▸ REQUIREMENT: Below are the records; give the number of lines in them that include the word "points", and nothing more.

#####

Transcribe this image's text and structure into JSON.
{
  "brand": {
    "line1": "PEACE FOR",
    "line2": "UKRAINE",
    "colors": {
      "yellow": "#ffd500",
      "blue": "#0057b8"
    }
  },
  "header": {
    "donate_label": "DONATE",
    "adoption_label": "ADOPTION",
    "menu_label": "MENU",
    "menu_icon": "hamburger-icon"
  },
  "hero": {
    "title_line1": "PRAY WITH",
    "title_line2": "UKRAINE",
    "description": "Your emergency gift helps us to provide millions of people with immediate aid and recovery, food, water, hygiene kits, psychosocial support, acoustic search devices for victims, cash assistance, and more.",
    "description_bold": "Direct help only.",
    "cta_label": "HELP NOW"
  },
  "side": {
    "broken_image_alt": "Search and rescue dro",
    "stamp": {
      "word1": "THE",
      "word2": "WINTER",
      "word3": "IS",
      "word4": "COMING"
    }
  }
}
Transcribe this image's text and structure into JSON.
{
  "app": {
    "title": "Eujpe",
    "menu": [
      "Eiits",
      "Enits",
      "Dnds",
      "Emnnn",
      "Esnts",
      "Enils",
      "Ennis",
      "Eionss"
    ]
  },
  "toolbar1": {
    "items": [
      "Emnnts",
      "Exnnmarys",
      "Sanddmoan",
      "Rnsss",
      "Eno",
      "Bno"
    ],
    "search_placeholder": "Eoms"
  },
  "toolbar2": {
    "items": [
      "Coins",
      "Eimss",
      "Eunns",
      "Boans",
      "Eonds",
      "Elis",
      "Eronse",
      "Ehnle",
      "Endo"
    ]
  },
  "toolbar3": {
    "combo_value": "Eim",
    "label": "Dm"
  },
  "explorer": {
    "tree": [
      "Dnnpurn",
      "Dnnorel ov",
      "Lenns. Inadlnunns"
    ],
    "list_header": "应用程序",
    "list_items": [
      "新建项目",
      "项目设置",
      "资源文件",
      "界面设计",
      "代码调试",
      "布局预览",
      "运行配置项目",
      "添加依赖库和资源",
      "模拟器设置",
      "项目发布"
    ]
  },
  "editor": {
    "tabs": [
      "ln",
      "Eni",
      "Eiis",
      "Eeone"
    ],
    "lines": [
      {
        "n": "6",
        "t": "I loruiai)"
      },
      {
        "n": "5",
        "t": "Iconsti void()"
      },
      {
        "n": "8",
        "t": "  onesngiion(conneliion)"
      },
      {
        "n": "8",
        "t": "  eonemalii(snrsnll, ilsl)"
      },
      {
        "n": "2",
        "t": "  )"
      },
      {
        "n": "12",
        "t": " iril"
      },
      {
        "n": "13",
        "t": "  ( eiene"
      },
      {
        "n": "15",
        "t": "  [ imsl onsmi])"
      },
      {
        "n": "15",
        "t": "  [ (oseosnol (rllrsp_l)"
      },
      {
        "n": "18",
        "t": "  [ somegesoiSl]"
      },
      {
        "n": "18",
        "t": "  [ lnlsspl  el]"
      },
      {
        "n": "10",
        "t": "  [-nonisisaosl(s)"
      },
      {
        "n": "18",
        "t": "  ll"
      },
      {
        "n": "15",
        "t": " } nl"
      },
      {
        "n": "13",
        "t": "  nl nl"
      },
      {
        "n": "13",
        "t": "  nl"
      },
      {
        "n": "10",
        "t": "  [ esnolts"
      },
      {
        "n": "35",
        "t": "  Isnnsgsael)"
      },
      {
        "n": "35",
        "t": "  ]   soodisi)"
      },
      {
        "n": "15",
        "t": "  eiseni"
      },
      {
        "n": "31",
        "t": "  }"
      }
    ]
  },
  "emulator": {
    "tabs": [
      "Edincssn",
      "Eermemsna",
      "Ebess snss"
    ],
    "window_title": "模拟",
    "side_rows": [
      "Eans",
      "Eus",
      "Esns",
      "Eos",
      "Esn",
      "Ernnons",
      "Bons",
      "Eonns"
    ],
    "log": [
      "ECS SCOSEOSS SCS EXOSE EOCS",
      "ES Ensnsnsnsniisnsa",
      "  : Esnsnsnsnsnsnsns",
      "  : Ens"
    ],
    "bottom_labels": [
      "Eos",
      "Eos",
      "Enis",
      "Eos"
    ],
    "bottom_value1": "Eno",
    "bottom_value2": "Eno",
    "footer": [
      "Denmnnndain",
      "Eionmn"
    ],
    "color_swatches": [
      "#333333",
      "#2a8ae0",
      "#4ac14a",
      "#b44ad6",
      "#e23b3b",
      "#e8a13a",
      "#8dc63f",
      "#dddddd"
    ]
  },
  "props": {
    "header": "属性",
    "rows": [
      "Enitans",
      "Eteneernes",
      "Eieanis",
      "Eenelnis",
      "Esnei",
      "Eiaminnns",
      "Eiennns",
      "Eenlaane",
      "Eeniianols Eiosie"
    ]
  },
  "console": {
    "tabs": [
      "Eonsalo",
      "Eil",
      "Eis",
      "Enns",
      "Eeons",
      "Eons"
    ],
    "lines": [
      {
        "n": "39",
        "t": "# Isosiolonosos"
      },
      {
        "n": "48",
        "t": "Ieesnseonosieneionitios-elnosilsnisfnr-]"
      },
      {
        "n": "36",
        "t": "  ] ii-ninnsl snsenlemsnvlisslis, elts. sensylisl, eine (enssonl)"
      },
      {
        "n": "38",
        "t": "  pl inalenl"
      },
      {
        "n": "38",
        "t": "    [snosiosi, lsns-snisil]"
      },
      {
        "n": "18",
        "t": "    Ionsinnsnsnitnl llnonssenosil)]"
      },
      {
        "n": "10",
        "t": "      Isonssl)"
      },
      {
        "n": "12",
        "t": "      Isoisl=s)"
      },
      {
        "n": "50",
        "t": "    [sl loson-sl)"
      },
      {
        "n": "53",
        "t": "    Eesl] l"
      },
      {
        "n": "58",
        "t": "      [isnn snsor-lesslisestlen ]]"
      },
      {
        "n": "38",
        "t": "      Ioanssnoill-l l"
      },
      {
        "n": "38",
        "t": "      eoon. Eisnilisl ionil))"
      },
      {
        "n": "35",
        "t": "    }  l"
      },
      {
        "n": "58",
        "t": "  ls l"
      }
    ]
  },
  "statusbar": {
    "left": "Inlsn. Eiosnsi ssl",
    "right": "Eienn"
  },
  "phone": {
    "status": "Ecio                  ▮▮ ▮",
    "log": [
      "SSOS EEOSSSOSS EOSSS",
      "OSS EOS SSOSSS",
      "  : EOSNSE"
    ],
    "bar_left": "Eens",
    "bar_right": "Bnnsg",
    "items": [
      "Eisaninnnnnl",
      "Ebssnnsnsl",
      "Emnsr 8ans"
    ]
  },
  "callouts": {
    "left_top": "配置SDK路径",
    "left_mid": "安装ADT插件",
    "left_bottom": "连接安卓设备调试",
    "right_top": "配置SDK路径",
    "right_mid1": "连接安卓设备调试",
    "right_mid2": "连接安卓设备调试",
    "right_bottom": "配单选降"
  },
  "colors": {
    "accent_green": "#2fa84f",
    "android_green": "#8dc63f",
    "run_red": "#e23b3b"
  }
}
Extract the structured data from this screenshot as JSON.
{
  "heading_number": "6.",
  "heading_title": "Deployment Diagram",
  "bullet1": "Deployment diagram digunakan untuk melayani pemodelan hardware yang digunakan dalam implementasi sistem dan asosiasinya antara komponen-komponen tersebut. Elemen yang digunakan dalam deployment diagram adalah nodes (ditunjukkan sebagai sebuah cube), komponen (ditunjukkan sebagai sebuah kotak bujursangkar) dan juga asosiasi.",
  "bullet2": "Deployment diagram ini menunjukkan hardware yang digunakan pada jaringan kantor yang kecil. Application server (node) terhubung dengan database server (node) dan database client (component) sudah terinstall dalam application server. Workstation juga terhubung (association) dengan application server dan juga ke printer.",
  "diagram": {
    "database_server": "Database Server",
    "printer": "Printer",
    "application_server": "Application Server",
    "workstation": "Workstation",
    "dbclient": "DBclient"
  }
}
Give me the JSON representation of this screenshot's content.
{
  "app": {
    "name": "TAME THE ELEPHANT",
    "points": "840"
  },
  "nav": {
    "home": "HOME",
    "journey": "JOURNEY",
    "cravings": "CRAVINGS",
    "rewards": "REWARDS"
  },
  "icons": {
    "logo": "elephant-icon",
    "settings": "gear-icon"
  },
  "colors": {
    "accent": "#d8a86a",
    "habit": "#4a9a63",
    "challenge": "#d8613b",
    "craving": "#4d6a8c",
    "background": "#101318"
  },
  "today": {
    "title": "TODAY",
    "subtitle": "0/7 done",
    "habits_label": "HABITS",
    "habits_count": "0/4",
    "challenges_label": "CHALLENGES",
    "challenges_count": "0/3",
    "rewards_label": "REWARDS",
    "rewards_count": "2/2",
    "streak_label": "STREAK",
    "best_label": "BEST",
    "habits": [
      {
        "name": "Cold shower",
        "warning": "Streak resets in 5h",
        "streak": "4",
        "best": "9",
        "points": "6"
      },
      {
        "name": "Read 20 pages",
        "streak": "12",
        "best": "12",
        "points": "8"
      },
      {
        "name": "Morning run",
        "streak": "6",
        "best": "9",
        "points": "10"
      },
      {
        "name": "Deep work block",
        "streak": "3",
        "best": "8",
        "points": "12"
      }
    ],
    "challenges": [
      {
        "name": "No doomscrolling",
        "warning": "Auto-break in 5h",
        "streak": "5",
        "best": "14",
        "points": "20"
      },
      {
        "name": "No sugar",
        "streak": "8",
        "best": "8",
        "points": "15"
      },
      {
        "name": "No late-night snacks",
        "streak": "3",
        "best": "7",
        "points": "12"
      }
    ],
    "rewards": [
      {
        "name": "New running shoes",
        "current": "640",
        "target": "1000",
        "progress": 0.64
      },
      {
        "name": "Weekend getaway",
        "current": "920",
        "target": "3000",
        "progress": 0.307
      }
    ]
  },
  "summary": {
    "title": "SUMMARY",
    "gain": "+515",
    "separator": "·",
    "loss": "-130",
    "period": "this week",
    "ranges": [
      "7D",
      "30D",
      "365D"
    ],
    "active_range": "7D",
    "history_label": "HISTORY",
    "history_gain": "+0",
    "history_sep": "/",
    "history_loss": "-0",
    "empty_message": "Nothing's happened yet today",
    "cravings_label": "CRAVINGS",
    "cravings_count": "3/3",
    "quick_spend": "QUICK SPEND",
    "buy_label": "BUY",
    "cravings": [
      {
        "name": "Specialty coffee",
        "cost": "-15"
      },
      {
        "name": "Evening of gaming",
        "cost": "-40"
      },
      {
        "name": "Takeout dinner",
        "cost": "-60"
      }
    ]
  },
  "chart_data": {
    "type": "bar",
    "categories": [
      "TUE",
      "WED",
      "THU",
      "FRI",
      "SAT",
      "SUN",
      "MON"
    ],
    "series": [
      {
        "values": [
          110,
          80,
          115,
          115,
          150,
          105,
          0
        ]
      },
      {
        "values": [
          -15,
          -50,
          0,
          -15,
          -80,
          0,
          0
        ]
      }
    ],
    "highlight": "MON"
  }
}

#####

▸ FINISHED EXERCISE: 8